It’s a beautiful September morning in Austin, Texas, and Jen Hatmaker is gently heckling the congregants of Austin New Church. Today’s sermon is on the parable of the Prodigal Son, and Hatmaker, delivering the sermon, is just winding up for a big theological swing when a cell phone rings.
“One time my phone rang, from the front row, in the middle of my own sermon,” she reveals, to laughter. “Yeah. Loved that.”
The parishioner’s phone rings again, and Hatmaker lets loose a slow, deep chuckle, eyes searching for the offender. “Get outta here!” she waves, as more laughter breaks out in the chapel.
Hatmaker, the New York Times-bestselling author and popular Christian speaker, has created a behemoth brand rooted in authenticity, humor, and candor. In the last two years, she has been honing this same easy-going sincerity to empower, and even provoke, her own core audience — evangelical women.

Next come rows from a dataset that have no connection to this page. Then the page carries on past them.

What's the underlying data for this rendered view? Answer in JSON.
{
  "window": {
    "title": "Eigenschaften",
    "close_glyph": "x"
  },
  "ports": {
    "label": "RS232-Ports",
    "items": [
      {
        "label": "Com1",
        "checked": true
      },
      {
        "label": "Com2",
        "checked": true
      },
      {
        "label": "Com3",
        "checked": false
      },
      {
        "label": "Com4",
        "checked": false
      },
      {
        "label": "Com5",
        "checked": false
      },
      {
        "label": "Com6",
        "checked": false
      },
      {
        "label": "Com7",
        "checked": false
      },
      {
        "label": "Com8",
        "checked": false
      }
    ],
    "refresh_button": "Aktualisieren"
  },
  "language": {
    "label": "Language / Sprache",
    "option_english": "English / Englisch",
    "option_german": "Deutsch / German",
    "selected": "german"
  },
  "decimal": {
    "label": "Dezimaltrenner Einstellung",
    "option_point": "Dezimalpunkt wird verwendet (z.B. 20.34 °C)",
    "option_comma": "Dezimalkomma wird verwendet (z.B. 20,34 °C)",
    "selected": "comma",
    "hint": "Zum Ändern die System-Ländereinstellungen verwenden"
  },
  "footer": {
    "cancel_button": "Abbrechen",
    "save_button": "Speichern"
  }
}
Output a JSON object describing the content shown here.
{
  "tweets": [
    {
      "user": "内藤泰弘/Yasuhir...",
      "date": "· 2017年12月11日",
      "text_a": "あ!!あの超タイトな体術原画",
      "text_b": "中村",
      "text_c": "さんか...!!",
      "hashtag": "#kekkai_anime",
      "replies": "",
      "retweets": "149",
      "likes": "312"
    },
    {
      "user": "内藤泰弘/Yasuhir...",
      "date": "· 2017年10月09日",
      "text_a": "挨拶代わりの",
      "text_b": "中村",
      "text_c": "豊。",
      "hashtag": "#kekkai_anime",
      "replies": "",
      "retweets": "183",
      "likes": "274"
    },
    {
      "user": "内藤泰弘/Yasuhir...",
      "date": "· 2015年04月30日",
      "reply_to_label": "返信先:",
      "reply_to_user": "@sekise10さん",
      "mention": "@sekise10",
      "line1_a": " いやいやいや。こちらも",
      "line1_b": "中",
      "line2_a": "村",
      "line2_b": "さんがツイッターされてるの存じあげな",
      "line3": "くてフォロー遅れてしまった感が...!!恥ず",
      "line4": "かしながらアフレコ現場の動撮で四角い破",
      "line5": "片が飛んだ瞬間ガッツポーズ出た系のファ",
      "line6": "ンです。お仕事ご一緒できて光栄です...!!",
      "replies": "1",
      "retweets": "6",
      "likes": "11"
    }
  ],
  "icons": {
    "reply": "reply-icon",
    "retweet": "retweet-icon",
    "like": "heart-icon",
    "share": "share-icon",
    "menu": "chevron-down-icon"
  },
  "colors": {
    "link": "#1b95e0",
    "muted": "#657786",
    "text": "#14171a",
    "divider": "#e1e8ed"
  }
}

ANC is a far cry from a Texas megachurch: Low-lit and A-framed, the small structure houses only about 300 people. Today, it’s close to capacity. Parishioners of all ages — nearly all white, a blend of families, friends, and couples — sit in the pews, some readying their books and cameras for a chance at a post-sermon meet-and-greet with Hatmaker. At least three women mention that they’re here for the first time because they’ve always wanted to see her preach.
Hatmaker is wearing a look familiar enough to be a signature to her fans: colorful statement earrings, denim jacket, cowboy boots. Unlike some of her evangelical brethren, she doesn’t pace the stage or work the crowd, preferring instead to stand in one place, behind a lowered music stand. Her voice is doing the work.
That voice has intentionally separated her from other leading evangelicals, particularly her white male peers in Texas, who have become some of Donald Trump’s most ardent supporters. In contrast, Hatmaker has vocally and vehemently denounced the president and his administration’s policies as contrary to Jesus’ teachings. In the process, she has also challenged her audience to listen to, and support, those historically marginalized within her faith tradition: women like her, people of color, queer people, and sometimes even Democrats.
People began sending death threats and burned copies of her books to her home. Popular Christian writers likened her LGBTQ views to “heresy.”
It’s a risky pivot for a pastor’s daughter who got her start by writing, in her words, “very predictable and incredibly safe” books and bible study guides for evangelical women. As the midterm elections approach and Hatmaker wades even further into the political conversation, her influence over white evangelical women — the same demographic who have overwhelmingly supported Trump — will be put to the test.